Be sure to read the seed packet or the label on purchased transplants for spacing recommendations to make sure they have enough space for ample air circulation.
It’s also possible to prune tomatoes so they aren’t as bushy and produce more.
6. Water and Mulch
Preparing the soil properly and planting vining vegetables where they’ll grow best is critical.
Equally important is the care that they receive while they are growing. In general, these plants thrive in hot weather.
On average, they require a minimum of one inch of water from irrigation or rainfall each week of the growing season. It’s important to soak the soil thoroughly when you water them, and to aim for the soil surface so you don’t get the leaves wet.

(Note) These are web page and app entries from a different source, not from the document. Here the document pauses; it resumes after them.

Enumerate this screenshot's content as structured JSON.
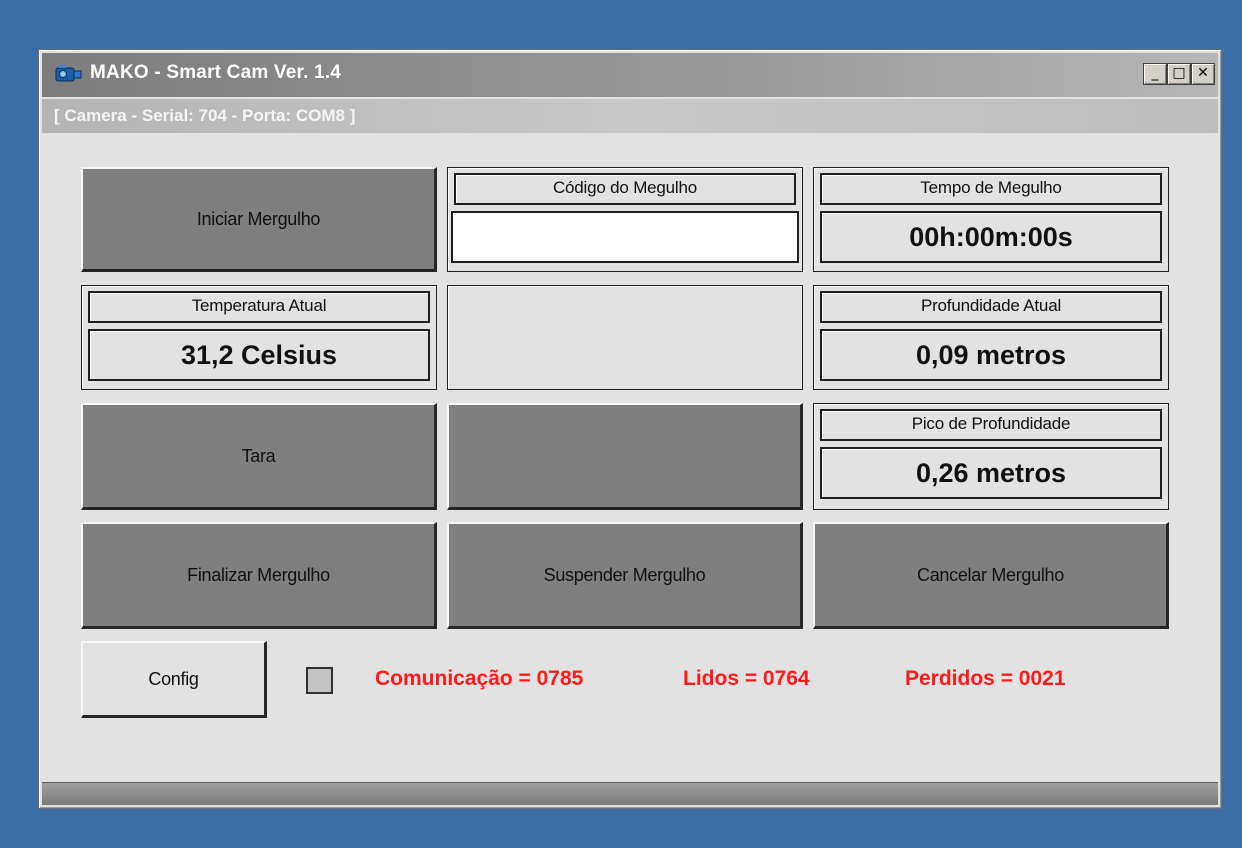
{
  "window": {
    "title": "MAKO - Smart Cam Ver. 1.4",
    "subtitle": "[ Camera - Serial: 704 - Porta: COM8 ]",
    "controls": {
      "minimize": "_",
      "maximize": "□",
      "close": "✕"
    }
  },
  "buttons": {
    "start": "Iniciar Mergulho",
    "tare": "Tara",
    "finish": "Finalizar Mergulho",
    "suspend": "Suspender Mergulho",
    "cancel": "Cancelar Mergulho",
    "config": "Config",
    "blank": ""
  },
  "panels": {
    "dive_code": {
      "label": "Código do Megulho",
      "value": ""
    },
    "dive_time": {
      "label": "Tempo de Megulho",
      "value": "00h:00m:00s"
    },
    "temperature": {
      "label": "Temperatura Atual",
      "value": "31,2 Celsius"
    },
    "depth": {
      "label": "Profundidade Atual",
      "value": "0,09 metros"
    },
    "peak_depth": {
      "label": "Pico de Profundidade",
      "value": "0,26 metros"
    }
  },
  "status": {
    "communication": "Comunicação = 0785",
    "read": "Lidos = 0764",
    "lost": "Perdidos = 0021",
    "color": "#ff1a1a"
  },
  "icons": {
    "app": "camera-icon",
    "indicator": "status-indicator"
  }
}
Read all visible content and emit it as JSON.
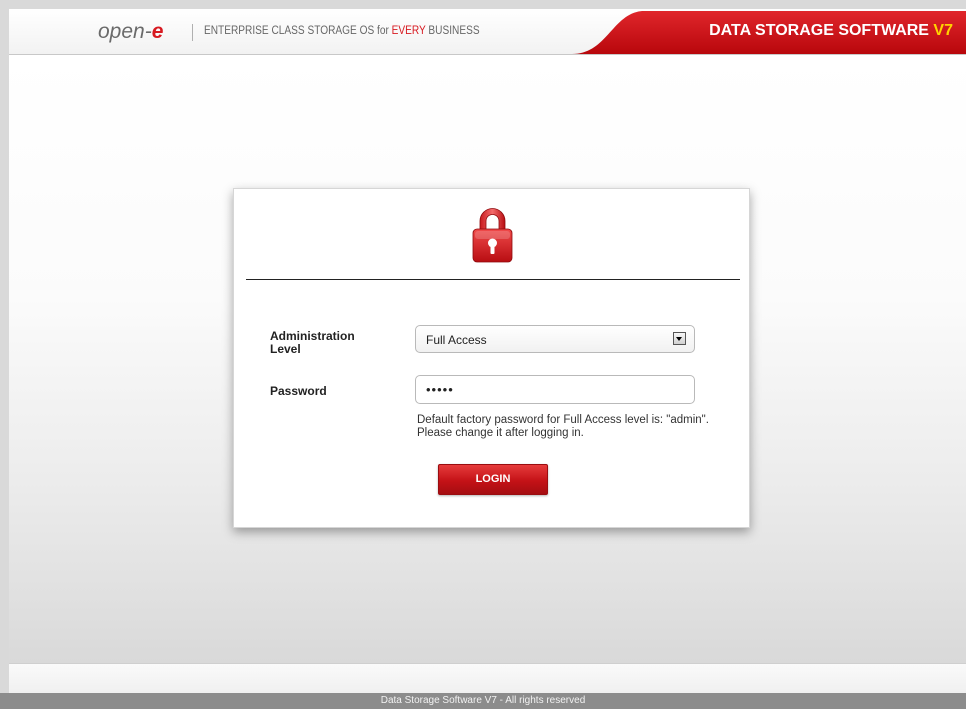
{
  "header": {
    "logo_text": "open-",
    "logo_e": "e",
    "tagline_prefix": "ENTERPRISE CLASS STORAGE OS for ",
    "tagline_highlight": "EVERY",
    "tagline_suffix": " BUSINESS",
    "product_title": "DATA STORAGE SOFTWARE ",
    "product_version": "V7"
  },
  "login": {
    "lock_icon": "padlock-icon",
    "admin_level_label": "Administration Level",
    "admin_level_value": "Full Access",
    "password_label": "Password",
    "password_value": "•••••",
    "hint": "Default factory password for Full Access level is: \"admin\". Please change it after logging in.",
    "login_button": "LOGIN"
  },
  "footer": {
    "text": "Data Storage Software V7 - All rights reserved"
  },
  "colors": {
    "brand_red": "#d71920",
    "version_yellow": "#ffd200",
    "footer_gray": "#8c8c8c"
  }
}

When you water sandy soil, you will want to water more often.
In addition to watering carefully, you will need to keep up with weed control.
Start by applying a two-inch layer of untreated mulch, like grass clippings or pine straw, when the vines are a couple of inches tall. This will help suppress weeds and retain moisture.
Since the vines’ roots are so close to the top of the soil, whenever you cultivate to remove weeds, you must be very careful and keep your cultivation shallow to avoid tearing out the plants.
When this proves to be too difficult, remove large weeds by hand. And once the growing season is truly underway, skip the weeding altogether, or snip these garden invaders above the soil line.
Sure, a couple of aggressive weeds might compromise the health of a plant here or there, but that’s preferable to accidentally uprooting a bean, cucumber, or winter squash when you meant only to remove a weed growing close to the vegetable plant.
7. Pick at the Proper Time
You’ll usually wait longer for vining crops to produce than you would if you were growing bush varieties or leafy greens.
But once that wait is over, you may have your hands full (literally) keeping up with the harvest.
It’s important to pick vining vegetables at the proper time. Some pumpkins and other types of winter squash should stay on the vine to mature.
Read our guide to harvesting pumpkins for more information on that topic.
Cucumbers, beans, and peas should all be picked regularly to promote more blooms and fruit and also to keep the plants from turning their resources to seed production, instead of producing more fresh vegetables for your table and freezer.
Be sure to check the number of “days to maturity” on any variety you’re growing, and set a reminder on your phone or make a note in your gardening journal to start watching for the vegetables to appear.
Very Fine Vegetable Vines
If you live somewhere with a long growing season and you have–or are willing to obtain–plenty of well-draining, rich soil, you should give vine crops a try!
The care that you put into building the soil, setting up supports, banishing weeds, and maintaining their water supply can be very, very rewarding.
What types of vine plants are you growing in your garden this season? Let us know more about your experience and any questions in the comments below!
And whether you’re an experienced aerial gardener or a rookie, you’ll find more tips for growing produce in these vegetable guides next: